Input data: Begin

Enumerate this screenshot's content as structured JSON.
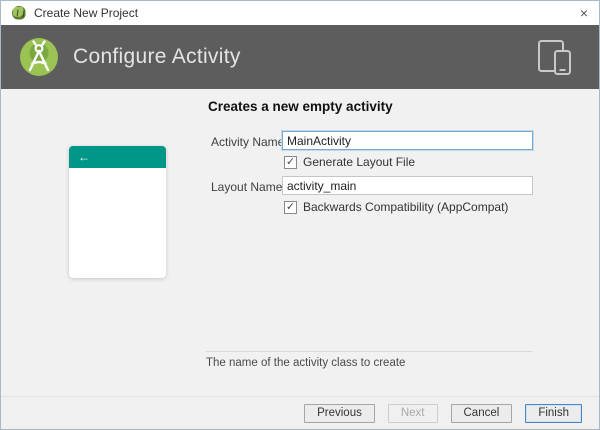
{
  "window": {
    "title": "Create New Project",
    "close_glyph": "×"
  },
  "header": {
    "title": "Configure Activity",
    "logo_icon": "android-studio-logo",
    "devices_icon": "phone-tablet-icon"
  },
  "content": {
    "heading": "Creates a new empty activity",
    "fields": {
      "activity_name": {
        "label": "Activity Name:",
        "value": "MainActivity"
      },
      "layout_name": {
        "label": "Layout Name:",
        "value": "activity_main"
      }
    },
    "checkboxes": {
      "generate_layout": {
        "label": "Generate Layout File",
        "checked": true,
        "glyph": "✓"
      },
      "backwards_compat": {
        "label": "Backwards Compatibility (AppCompat)",
        "checked": true,
        "glyph": "✓"
      }
    },
    "preview": {
      "back_arrow": "←"
    },
    "hint": "The name of the activity class to create"
  },
  "footer": {
    "previous_label": "Previous",
    "next_label": "Next",
    "cancel_label": "Cancel",
    "finish_label": "Finish"
  },
  "colors": {
    "header_bg": "#5d5d5d",
    "appbar_teal": "#009688",
    "content_bg": "#f1f1f1",
    "focus_border": "#7aa7cf",
    "default_button_border": "#4b84c4"
  }
}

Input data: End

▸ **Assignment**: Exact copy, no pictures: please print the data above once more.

▸ **Task answer**:
Enumerate this screenshot's content as structured JSON.
{
  "window": {
    "title": "Create New Project",
    "close_glyph": "×"
  },
  "header": {
    "title": "Configure Activity",
    "logo_icon": "android-studio-logo",
    "devices_icon": "phone-tablet-icon"
  },
  "content": {
    "heading": "Creates a new empty activity",
    "fields": {
      "activity_name": {
        "label": "Activity Name:",
        "value": "MainActivity"
      },
      "layout_name": {
        "label": "Layout Name:",
        "value": "activity_main"
      }
    },
    "checkboxes": {
      "generate_layout": {
        "label": "Generate Layout File",
        "checked": true,
        "glyph": "✓"
      },
      "backwards_compat": {
        "label": "Backwards Compatibility (AppCompat)",
        "checked": true,
        "glyph": "✓"
      }
    },
    "preview": {
      "back_arrow": "←"
    },
    "hint": "The name of the activity class to create"
  },
  "footer": {
    "previous_label": "Previous",
    "next_label": "Next",
    "cancel_label": "Cancel",
    "finish_label": "Finish"
  },
  "colors": {
    "header_bg": "#5d5d5d",
    "appbar_teal": "#009688",
    "content_bg": "#f1f1f1",
    "focus_border": "#7aa7cf",
    "default_button_border": "#4b84c4"
  }
}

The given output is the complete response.